Universal credit applications skyrocketed when lockdown began, but Leslie says it usually takes around five weeks for money to come through, leaving many families without funds for food, let alone period products. “I support one of the local food banks where we give out period products and we usually have 20-25 people coming to us a week,” she says. “Now, it’s 100 a week.”
“People were buying period products like they were buying toilet paper.”
Women on tight budgets may have also been impacted by stockpiling at the start of lockdown. “People were buying period products like they were buying toilet paper,” says Leslie, “so at one point there was hardly any product on the shelves. When people were going to buy them, there were only the expensive ones left.”
With drop-in centres largely closed, Leslie and Edlin have had to change the way they distribute period products. Bloody Good Period’s storage facility in Alexandra Palace is still open, but women need to book an appointment to visit and use the “take what you need” scheme to prevent overcrowding.
Edlin has also been working alongside The Refugee Council, who provide the addresses of people who need products, so they can be delivered an individual parcel. Leslie has teamed up with other third sector groups to identify women in need in Leeds and arrange socially distanced pick-ups and deliveries.
Some local schools have established their own food banks for vulnerable families, adds Leslie, creating “essentials parcels” including period products for both parents and pupils. But without visible locations to access free products in the community, Leslie is concerned those most in need may be unaware of how to access help.
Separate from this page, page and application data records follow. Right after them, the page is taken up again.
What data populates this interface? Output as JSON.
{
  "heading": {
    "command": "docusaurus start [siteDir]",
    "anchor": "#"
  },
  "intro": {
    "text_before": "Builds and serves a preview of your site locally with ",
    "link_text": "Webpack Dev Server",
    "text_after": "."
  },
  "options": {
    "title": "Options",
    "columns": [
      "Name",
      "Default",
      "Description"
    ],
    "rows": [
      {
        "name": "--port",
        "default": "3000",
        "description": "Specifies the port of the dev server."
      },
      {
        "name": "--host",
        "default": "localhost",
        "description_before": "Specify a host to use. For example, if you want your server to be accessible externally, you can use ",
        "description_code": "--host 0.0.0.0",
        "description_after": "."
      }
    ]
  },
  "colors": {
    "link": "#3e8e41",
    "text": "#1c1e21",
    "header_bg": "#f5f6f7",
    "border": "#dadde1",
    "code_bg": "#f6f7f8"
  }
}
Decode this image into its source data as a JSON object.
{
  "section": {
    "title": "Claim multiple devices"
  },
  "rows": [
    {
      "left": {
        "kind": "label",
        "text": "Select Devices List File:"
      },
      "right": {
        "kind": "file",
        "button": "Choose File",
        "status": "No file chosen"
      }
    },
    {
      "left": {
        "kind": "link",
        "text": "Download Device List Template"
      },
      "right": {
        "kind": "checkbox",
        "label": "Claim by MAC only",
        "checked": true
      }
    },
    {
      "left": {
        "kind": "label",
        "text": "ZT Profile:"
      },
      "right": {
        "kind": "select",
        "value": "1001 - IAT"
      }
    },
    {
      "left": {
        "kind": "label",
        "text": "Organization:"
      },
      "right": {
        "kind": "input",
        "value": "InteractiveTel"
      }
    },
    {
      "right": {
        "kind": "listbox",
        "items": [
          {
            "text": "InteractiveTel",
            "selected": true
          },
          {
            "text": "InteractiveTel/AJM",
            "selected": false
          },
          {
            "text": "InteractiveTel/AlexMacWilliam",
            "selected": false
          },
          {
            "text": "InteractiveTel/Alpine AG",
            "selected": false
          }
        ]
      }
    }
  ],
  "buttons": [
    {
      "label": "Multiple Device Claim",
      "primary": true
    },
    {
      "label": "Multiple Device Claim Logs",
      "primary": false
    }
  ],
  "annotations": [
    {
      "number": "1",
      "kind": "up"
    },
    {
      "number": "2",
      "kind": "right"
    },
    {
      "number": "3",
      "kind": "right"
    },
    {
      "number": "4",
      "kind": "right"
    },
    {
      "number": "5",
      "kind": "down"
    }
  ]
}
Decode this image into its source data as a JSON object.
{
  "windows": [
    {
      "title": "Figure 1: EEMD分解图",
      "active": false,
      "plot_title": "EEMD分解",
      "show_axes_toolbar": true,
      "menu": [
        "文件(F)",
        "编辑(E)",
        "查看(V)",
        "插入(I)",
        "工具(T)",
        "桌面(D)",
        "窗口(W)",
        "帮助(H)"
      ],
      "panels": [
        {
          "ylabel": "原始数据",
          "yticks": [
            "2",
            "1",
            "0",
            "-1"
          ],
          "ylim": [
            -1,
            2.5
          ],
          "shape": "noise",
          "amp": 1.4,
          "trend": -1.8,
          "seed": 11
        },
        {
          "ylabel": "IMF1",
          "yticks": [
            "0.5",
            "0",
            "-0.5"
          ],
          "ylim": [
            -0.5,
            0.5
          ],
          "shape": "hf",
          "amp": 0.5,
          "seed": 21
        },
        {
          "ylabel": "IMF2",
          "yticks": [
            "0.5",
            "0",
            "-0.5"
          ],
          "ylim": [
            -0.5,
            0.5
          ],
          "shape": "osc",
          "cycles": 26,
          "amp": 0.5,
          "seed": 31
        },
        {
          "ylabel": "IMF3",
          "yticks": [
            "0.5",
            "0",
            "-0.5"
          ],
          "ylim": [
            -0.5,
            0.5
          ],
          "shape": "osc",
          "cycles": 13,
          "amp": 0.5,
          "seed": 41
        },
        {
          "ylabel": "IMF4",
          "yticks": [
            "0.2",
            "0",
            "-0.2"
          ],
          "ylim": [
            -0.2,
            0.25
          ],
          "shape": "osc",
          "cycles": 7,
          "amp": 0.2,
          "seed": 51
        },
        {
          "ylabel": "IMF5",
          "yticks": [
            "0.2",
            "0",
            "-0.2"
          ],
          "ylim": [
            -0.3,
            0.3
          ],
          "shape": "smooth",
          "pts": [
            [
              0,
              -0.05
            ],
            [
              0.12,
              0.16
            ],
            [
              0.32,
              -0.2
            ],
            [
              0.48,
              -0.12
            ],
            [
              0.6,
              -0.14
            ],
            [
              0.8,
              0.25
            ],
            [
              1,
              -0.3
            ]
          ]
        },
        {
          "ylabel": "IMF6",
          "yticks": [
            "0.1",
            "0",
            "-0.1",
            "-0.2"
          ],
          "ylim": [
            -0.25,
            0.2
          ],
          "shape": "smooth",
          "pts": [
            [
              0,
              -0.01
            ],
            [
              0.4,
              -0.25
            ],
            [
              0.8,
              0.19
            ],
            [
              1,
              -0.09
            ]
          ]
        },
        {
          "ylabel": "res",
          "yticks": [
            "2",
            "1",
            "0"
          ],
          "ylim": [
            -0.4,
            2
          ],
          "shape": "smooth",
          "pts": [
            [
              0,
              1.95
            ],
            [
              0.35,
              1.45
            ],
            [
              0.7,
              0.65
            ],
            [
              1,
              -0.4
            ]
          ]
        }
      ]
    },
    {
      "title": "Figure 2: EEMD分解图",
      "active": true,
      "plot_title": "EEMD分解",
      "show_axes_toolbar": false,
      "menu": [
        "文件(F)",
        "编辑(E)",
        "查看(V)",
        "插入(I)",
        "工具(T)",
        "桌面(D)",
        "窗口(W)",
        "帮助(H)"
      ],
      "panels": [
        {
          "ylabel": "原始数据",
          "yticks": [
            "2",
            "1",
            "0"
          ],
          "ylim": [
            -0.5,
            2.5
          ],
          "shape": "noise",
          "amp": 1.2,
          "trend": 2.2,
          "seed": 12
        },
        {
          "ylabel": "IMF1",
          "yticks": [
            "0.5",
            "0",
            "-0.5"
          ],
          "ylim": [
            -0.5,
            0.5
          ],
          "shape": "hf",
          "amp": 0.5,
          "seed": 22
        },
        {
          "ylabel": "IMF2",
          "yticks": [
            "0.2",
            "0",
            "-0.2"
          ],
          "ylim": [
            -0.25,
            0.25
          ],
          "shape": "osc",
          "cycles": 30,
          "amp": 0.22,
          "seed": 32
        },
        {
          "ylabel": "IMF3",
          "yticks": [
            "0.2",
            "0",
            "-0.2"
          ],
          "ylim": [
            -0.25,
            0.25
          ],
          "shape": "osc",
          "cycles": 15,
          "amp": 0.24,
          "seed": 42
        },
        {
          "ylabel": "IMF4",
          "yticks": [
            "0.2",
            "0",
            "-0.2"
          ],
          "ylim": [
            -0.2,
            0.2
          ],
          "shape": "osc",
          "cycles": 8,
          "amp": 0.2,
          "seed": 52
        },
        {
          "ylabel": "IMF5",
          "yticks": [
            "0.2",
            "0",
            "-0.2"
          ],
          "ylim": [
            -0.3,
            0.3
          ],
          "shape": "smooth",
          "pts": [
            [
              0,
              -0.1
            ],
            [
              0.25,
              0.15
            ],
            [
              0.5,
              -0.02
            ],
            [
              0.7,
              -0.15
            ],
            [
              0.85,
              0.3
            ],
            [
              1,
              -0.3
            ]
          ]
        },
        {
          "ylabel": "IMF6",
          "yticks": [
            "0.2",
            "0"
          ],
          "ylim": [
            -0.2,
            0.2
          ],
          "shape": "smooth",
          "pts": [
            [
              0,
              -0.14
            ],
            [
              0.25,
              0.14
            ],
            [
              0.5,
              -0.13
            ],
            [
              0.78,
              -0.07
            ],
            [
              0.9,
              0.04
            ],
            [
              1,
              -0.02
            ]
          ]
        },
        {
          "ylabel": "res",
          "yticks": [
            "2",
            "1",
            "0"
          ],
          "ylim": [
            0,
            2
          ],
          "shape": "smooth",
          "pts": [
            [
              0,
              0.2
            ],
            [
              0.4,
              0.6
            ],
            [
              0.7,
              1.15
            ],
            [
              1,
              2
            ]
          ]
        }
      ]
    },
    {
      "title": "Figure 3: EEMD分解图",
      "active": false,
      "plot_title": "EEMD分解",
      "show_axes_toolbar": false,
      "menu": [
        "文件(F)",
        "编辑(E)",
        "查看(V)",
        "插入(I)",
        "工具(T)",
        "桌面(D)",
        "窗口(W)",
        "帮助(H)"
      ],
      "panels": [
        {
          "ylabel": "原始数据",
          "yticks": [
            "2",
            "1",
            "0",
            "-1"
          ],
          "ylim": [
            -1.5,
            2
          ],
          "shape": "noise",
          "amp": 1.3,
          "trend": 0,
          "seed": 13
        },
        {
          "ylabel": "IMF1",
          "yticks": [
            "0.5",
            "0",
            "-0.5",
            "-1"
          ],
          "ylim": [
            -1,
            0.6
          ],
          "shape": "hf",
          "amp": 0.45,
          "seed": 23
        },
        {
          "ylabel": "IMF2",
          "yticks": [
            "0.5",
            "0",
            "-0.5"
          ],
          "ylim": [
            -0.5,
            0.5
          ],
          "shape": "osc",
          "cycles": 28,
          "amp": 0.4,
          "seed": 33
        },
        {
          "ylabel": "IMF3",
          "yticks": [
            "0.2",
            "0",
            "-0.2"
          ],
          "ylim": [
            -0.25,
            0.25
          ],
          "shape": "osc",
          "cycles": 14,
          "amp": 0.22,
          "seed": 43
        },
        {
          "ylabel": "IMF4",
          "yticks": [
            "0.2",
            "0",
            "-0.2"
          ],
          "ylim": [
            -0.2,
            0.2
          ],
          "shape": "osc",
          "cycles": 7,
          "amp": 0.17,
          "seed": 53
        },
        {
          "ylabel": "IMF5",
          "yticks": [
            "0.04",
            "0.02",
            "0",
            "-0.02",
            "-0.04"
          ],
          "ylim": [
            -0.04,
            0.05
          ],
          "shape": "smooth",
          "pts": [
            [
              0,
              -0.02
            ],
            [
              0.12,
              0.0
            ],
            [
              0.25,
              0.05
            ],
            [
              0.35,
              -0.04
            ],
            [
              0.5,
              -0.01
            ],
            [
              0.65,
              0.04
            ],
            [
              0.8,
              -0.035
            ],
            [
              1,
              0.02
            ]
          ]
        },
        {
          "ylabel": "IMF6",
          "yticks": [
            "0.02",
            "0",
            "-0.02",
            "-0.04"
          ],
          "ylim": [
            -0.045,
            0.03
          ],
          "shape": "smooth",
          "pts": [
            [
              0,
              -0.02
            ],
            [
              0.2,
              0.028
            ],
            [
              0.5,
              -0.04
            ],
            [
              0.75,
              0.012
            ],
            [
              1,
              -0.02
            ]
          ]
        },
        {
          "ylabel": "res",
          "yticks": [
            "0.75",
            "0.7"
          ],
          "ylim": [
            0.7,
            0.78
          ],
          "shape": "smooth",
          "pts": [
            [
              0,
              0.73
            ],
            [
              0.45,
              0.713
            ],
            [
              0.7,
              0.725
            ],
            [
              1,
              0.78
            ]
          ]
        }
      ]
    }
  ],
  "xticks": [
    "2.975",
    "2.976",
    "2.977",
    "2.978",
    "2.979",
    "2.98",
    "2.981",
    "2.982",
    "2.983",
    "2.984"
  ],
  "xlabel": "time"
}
So, what can we do to help? If you’re unable to physically donate products to a local food bank, Leslie and Edlin say donating funds will help small charities like theirs continue to operate.
Leslie also wants to encourage community volunteers to lead conversations around menstruation, as some people may not feel comfortable asking for products. “If someone says ‘I need food’ or you think they need food, ask them what else they need,” she says. “People need to be asking that question.”
Edlin wants the government to do more to help women impacted by period poverty. Post-lockdown, it should become the norm to see free pads and tampons readily available, she says. “It has to be available to people who need it at any point, in the way condoms are in GP surgeries and sexual health clinics – or even the way toilet paper is in any business or any public place.
“Period products need to be considered in the same vain, because it’s impossible to go about your life if you’re on your period and you don’t have the products that you need.”
“It’s not about kindness or generosity... it’s about what women and people who menstruate need.”
One silver lining, Edlin believes, is that the empty shelves and stories of supply shortages in hospitals may have made the public more aware of how essential these products are – and how devastating period poverty can be.
She hopes lockdown “has made people feel more human to each other”, meaning we’ll not only be quicker to provide help, but also more open to asking for it if we’re in need.
But, she points out, the burden shouldn’t be on small charities or individuals to pay for access to essential health items.
“It’s not about kindness or generosity, it’s about the absolute very basic of what women and people who menstruate need,” she says, “and it’s been ignored for so, so long.”